The collection of books recently bequeathed to Harvard by H.E. Widener '07, who went down with the Titanic, while not wide in range compared to a number of other American collections, is one of the finest in the country. Primarily it is devoted to the famous works of English literature. It includes first editions of Shakespeare, Milton, Spenser, Johnson, Goldsmith, Gray, Keats, and Shelley--indeed, all the great names of the last four centuries. The volumes of modern authors--Dickens, Thackeray, Eliot, Meredith, Stevenson, and the others--are further distinguished by being in many instances copies personally associated with their authors, some with presentation inscriptions, others with manuscript corrections and annotations.
In addition to the books and autographs the Widener collection is very notable for its drawings by such artists as William Blake, George and Robert Cruikshank and Thomas Rowlandson. The Rowlandson water color drawings, about 150 in number, constitute perhaps the finest series of nineteenth century humorous drawings in any private library. Of drawings by the two Cruikshanks there are some 250, a considerable portion of these being dramatic portraits. The most interesting Cruikshank item is a sketch for "Oliver Twist," the drawing on which Cruikshank based the claim that it was he who had given Dickens the suggestions which he had elaborated in his novel.
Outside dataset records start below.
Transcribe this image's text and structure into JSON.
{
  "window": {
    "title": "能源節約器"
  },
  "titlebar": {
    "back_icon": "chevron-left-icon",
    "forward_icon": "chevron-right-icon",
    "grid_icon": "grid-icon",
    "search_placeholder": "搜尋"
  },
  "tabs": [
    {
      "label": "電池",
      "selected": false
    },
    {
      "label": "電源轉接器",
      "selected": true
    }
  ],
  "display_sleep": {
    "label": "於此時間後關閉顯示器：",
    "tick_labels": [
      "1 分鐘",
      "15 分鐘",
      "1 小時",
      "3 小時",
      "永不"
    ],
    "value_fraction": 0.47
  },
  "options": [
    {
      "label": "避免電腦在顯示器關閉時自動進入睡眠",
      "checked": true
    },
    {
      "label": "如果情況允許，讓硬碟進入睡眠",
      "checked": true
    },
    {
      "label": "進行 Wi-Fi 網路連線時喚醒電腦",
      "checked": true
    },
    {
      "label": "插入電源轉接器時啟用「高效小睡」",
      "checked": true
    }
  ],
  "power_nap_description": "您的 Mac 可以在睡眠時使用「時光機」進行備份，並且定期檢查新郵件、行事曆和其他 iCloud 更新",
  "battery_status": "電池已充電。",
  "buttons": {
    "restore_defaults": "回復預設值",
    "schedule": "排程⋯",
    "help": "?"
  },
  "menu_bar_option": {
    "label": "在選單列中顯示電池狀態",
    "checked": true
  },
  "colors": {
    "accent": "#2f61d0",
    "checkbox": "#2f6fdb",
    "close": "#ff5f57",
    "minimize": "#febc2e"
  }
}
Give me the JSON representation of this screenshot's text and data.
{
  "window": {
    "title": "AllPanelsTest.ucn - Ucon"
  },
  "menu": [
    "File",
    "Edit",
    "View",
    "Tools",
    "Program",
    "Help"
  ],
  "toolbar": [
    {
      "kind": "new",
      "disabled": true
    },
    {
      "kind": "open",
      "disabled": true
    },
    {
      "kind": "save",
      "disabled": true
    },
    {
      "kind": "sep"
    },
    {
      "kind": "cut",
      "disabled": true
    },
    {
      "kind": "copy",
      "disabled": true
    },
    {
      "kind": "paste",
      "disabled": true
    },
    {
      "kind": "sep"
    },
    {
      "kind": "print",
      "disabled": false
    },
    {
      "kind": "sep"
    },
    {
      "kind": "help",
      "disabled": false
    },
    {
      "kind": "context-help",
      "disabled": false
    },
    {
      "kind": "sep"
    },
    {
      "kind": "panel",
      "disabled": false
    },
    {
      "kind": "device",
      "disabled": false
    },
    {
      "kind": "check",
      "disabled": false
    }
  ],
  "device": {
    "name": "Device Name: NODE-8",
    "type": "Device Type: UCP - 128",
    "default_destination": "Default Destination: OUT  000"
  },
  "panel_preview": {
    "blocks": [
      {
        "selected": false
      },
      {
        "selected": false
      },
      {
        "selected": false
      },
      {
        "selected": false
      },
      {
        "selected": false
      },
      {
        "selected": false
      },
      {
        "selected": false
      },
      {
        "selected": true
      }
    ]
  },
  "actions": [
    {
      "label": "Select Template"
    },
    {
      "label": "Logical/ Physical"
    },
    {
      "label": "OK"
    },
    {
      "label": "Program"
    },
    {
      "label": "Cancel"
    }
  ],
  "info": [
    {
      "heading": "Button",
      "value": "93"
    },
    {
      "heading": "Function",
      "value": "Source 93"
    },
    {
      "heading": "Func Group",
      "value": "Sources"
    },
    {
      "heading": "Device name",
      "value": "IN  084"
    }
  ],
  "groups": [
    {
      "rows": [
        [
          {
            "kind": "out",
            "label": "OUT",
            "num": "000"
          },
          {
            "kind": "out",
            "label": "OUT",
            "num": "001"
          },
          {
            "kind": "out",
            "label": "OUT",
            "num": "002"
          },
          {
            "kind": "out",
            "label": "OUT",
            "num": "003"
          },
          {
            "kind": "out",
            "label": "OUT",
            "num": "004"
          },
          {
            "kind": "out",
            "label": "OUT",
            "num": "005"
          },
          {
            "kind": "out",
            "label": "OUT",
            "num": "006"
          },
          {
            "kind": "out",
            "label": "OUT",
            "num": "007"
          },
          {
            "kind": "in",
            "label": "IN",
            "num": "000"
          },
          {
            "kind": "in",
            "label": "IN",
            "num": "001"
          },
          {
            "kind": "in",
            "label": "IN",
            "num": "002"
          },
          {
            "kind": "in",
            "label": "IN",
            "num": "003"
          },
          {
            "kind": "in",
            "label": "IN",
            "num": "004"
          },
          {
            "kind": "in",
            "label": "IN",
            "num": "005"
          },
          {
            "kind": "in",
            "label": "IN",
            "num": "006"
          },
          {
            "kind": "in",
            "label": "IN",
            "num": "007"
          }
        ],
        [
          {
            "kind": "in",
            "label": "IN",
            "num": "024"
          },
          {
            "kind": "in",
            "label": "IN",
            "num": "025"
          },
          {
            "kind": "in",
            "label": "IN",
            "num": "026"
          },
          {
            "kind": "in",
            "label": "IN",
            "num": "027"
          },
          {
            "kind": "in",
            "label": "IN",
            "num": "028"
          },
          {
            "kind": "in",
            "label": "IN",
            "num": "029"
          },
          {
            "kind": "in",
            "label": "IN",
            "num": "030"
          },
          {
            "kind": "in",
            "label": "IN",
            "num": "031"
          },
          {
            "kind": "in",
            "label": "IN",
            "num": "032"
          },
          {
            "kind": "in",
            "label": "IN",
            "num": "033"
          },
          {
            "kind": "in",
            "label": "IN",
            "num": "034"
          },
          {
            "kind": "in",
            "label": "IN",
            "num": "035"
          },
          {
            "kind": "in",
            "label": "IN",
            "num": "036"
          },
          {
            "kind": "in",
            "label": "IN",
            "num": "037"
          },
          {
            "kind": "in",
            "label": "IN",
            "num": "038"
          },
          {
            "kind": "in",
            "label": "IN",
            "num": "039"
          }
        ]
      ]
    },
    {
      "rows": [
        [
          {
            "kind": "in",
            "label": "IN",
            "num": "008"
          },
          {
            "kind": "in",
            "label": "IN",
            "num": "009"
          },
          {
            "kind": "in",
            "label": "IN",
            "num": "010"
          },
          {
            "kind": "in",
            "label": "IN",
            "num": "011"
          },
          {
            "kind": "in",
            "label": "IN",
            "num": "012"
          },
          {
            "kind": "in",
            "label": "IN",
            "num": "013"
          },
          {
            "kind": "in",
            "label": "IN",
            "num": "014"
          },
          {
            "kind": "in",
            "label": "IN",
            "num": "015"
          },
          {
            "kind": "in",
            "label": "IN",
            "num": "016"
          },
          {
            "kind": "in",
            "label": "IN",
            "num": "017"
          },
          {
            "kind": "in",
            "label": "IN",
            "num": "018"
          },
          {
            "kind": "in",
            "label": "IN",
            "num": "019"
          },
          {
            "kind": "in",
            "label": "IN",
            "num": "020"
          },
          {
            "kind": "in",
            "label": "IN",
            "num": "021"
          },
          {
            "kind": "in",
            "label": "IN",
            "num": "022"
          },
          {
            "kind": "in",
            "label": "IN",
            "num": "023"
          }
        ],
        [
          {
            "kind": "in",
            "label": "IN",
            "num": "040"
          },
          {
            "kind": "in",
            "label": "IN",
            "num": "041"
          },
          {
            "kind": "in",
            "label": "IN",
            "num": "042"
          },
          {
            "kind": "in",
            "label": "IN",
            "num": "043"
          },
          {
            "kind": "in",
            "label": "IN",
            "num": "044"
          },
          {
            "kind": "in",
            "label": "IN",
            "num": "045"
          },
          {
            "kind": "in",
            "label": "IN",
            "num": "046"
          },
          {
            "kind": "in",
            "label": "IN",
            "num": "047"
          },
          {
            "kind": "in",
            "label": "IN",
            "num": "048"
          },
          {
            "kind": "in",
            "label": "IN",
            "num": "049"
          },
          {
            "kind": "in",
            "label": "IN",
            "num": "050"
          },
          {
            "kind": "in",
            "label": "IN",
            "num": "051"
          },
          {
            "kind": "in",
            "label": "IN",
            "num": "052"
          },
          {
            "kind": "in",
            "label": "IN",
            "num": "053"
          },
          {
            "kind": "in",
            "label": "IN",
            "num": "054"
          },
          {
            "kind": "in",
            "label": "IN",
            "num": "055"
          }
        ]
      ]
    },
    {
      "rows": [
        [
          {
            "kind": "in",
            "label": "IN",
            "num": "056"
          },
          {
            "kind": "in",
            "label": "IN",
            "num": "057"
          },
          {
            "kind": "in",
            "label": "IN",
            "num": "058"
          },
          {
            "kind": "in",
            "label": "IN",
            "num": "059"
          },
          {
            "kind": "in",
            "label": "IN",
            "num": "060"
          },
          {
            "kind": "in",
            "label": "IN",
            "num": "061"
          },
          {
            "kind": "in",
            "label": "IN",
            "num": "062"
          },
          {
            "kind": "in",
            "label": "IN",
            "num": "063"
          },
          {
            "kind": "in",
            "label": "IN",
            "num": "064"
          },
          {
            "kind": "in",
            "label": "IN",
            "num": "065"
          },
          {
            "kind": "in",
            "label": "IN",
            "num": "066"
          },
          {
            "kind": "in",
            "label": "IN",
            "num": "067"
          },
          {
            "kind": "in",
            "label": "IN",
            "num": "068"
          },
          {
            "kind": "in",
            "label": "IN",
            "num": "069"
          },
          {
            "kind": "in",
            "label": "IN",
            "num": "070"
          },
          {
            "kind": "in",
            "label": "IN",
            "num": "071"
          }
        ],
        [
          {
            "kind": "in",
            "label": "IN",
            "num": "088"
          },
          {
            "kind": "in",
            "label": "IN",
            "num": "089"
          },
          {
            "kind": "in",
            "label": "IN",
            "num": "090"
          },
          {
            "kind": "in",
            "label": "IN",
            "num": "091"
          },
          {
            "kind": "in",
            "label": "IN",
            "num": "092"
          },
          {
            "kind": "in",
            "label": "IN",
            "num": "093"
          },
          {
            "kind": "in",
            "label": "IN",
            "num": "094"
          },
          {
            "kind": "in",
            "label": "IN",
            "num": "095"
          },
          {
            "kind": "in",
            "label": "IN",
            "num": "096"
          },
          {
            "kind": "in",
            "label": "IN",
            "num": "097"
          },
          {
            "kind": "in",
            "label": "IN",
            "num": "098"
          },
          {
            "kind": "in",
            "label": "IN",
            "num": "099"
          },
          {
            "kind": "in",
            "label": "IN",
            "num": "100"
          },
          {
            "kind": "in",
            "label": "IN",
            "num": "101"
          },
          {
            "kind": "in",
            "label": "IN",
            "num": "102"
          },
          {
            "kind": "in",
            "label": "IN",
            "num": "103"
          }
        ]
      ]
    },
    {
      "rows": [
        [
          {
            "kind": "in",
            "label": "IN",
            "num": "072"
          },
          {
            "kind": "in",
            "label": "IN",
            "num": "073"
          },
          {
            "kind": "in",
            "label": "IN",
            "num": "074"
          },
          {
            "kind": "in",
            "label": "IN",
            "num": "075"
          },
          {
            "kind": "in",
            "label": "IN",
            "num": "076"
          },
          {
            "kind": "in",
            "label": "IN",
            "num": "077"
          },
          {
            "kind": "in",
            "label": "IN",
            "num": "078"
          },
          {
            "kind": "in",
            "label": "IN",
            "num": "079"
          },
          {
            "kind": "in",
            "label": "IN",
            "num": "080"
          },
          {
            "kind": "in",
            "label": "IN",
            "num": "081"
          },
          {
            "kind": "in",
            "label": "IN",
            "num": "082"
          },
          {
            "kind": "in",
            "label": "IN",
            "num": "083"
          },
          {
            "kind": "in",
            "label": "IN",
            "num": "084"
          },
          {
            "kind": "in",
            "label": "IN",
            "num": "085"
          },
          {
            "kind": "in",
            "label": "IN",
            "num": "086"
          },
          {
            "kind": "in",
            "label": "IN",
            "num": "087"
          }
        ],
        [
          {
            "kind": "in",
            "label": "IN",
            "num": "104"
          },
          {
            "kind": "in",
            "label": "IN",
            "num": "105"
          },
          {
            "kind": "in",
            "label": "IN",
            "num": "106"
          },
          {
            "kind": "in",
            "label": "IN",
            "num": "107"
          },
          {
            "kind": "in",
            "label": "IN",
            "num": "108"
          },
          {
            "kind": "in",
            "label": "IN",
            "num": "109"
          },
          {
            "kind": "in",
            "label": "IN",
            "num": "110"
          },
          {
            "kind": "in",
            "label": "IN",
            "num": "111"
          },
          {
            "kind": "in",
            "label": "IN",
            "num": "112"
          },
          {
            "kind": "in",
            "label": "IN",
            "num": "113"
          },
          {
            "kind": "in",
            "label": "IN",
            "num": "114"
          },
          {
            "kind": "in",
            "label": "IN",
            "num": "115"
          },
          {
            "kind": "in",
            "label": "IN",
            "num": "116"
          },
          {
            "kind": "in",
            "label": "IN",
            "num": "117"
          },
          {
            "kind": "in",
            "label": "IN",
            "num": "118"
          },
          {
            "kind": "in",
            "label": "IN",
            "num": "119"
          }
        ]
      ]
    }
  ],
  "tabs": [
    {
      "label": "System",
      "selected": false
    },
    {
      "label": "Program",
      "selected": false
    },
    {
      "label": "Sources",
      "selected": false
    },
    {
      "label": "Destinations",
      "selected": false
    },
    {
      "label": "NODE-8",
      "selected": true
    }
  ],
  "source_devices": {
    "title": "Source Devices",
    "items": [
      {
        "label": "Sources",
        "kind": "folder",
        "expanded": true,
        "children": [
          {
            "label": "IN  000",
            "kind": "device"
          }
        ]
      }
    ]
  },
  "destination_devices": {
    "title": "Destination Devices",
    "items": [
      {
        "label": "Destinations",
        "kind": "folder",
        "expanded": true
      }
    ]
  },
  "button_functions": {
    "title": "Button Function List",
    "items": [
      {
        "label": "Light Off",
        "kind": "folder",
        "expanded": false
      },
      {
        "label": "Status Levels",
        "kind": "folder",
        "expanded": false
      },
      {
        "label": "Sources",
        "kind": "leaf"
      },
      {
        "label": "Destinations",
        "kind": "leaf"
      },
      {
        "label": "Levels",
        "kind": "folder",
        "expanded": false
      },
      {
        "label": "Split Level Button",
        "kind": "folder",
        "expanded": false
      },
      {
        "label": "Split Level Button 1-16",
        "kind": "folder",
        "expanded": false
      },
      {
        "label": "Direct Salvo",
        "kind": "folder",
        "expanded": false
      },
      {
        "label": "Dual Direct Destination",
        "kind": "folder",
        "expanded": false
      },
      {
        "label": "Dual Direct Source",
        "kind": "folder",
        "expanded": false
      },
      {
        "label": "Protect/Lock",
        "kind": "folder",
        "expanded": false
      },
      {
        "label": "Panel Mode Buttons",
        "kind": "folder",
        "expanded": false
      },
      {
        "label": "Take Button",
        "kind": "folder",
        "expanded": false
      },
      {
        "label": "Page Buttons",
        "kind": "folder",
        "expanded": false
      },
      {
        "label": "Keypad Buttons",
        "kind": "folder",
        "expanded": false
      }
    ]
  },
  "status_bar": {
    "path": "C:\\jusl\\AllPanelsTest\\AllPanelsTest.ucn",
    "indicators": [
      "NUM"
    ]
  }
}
Mr. Widener had already begun a collection of American literature along the lines of his English volumes. During the year or two preceding his death he had acquired many rare association books of New England authors.